### To do
Count the lines in the records that hold the string "years". Only the number should be given.
--- Exercise data Enclosed Below ---
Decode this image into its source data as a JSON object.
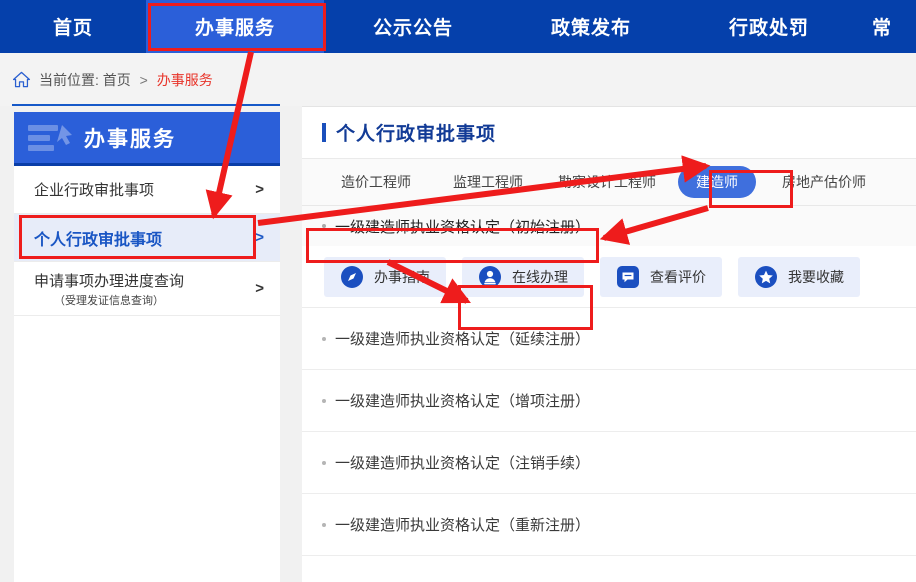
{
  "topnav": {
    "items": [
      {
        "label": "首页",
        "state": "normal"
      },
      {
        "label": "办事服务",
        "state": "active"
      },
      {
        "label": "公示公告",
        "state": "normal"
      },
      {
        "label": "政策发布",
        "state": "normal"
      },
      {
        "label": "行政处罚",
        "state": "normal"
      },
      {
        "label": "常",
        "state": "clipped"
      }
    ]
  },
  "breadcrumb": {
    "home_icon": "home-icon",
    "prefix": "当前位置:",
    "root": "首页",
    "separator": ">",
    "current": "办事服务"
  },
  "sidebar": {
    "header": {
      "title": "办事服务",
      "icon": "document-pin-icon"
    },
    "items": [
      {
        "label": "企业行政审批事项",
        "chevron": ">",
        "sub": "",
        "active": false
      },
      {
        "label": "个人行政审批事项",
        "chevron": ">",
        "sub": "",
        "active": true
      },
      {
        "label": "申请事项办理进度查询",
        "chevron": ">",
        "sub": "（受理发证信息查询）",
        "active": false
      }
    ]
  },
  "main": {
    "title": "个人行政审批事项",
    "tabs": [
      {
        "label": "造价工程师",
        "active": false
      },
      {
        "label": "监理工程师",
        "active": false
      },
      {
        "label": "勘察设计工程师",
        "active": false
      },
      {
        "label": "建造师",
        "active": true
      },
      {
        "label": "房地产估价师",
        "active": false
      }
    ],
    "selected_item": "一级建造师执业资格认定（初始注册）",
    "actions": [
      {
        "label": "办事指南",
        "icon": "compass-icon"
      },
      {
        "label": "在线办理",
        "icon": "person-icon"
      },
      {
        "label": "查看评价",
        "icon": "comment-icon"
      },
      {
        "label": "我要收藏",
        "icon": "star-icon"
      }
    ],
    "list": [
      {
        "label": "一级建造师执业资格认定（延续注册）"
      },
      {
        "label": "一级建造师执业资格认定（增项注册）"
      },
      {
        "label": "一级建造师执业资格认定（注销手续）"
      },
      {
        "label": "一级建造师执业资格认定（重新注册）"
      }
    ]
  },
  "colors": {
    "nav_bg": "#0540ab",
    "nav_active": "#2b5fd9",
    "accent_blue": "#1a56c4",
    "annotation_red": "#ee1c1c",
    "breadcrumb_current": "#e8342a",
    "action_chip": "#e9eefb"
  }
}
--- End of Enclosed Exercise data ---
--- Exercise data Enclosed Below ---
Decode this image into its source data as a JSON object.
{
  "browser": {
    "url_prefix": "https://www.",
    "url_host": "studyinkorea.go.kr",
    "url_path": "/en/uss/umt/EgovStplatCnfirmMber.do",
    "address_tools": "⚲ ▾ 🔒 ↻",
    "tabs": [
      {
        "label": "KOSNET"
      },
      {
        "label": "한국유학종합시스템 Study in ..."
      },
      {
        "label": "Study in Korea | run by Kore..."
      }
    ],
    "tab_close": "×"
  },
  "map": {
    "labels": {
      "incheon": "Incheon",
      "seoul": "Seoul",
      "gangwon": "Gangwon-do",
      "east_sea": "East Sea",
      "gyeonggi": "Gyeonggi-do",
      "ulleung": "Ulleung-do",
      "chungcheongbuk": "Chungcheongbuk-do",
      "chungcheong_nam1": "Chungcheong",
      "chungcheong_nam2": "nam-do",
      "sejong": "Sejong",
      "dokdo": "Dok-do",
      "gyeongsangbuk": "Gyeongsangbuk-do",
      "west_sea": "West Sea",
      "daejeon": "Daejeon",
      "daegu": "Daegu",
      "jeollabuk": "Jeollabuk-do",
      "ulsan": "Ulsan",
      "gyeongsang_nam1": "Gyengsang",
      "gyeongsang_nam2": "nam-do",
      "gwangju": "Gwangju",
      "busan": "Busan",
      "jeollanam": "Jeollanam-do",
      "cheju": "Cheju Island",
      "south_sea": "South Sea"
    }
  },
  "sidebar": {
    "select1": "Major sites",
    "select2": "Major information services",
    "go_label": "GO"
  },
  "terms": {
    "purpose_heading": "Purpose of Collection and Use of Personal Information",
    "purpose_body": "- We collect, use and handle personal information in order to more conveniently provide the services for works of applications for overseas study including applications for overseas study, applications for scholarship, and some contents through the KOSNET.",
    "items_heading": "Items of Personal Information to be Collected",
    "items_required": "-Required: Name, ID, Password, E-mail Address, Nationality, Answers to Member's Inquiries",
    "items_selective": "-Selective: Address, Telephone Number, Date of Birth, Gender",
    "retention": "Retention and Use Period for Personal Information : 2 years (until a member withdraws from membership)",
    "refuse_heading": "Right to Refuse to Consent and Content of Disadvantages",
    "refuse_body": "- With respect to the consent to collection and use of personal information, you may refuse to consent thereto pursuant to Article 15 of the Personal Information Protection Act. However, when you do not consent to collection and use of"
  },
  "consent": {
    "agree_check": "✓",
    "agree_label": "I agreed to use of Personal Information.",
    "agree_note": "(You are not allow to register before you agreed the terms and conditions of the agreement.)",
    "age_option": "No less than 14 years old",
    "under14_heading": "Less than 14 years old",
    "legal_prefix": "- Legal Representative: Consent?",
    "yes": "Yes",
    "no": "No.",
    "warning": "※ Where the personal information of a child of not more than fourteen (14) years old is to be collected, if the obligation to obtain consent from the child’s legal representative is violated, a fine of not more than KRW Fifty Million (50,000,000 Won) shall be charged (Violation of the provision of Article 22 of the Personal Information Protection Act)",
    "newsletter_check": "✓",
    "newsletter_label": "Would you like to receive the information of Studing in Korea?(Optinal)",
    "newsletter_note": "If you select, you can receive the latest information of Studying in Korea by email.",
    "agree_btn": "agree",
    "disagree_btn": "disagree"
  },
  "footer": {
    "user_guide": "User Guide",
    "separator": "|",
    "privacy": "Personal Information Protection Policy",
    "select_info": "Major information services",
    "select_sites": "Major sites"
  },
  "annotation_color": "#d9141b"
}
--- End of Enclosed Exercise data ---
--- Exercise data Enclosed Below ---
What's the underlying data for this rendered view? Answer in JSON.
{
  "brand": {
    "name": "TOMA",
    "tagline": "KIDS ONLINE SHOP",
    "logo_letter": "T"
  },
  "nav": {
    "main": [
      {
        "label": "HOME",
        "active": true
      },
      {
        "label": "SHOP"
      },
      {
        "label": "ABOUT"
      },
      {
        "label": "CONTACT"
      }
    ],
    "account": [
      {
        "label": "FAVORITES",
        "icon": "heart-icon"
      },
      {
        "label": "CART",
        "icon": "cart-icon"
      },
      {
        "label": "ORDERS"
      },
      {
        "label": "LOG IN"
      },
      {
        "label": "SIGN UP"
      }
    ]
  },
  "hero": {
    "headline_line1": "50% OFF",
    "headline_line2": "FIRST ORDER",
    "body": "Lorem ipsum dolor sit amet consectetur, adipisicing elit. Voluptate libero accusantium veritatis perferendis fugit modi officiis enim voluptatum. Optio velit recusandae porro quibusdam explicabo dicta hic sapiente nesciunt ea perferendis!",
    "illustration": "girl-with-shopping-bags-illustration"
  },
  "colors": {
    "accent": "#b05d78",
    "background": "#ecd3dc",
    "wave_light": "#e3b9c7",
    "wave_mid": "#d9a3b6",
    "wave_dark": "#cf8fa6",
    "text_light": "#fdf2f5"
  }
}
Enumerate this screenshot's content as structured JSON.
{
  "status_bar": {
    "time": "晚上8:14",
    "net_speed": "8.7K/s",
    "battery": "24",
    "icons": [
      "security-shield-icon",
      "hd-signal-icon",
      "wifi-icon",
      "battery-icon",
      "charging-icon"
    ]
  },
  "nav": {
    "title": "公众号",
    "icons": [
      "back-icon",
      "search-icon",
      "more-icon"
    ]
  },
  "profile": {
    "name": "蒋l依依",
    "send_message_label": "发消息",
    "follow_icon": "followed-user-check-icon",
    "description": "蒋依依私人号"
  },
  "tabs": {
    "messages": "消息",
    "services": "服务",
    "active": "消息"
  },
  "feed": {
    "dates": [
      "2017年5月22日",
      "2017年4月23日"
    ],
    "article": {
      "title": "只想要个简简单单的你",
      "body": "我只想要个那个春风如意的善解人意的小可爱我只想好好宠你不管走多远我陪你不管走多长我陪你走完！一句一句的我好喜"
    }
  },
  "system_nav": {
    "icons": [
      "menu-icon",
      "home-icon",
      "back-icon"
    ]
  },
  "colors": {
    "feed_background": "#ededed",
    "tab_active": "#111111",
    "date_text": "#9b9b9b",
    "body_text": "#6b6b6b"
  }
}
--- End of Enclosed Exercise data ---
### Answer for this exercise
4